• Your assignment
Collect every line in the records below that contains the word "title".

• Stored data

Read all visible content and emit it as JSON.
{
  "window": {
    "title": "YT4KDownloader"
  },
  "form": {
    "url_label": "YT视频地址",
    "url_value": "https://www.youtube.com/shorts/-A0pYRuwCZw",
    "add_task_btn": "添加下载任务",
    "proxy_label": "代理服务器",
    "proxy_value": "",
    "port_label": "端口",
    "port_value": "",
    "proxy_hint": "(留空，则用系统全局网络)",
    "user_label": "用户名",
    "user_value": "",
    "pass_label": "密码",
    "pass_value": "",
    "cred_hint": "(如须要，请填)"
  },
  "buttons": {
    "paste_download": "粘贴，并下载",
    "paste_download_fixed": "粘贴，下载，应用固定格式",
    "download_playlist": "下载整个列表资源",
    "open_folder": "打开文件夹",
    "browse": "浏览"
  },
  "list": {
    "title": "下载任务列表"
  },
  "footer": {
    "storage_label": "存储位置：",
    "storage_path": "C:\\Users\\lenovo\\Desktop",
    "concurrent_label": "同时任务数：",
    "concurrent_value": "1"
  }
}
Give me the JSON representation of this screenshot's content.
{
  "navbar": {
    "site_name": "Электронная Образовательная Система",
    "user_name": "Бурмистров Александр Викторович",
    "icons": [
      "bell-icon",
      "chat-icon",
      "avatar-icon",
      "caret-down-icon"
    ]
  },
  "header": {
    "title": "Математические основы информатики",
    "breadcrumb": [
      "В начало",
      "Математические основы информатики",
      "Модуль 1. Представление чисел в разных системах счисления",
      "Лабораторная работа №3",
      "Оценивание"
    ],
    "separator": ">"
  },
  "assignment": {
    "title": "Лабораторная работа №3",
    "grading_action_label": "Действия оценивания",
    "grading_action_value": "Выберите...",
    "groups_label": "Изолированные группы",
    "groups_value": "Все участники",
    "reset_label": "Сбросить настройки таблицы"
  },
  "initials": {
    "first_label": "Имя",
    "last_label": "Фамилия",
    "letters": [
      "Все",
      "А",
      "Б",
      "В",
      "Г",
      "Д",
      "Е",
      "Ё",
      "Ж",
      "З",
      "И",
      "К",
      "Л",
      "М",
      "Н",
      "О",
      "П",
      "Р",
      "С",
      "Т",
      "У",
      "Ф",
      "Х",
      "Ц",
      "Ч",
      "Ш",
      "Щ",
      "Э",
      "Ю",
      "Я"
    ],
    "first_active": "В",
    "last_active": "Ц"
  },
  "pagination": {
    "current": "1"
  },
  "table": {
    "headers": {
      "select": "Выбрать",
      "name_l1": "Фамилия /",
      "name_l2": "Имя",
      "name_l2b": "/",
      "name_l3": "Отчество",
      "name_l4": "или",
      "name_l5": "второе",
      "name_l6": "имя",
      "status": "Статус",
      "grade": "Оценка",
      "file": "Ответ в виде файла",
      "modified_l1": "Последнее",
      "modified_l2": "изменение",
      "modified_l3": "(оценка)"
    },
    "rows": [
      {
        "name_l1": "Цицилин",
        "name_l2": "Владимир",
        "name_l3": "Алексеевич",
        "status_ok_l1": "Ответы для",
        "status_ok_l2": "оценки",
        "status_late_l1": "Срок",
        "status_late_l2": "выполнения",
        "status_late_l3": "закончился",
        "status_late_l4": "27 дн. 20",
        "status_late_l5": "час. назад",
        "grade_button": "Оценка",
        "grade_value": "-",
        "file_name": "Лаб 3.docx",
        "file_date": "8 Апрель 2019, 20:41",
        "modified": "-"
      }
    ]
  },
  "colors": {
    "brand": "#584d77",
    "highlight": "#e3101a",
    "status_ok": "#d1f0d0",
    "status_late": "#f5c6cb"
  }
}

• Task response
    "title": "YT4KDownloader"
    "title": "下载任务列表"
    "title": "Математические основы информатики",
    "title": "Лабораторная работа №3",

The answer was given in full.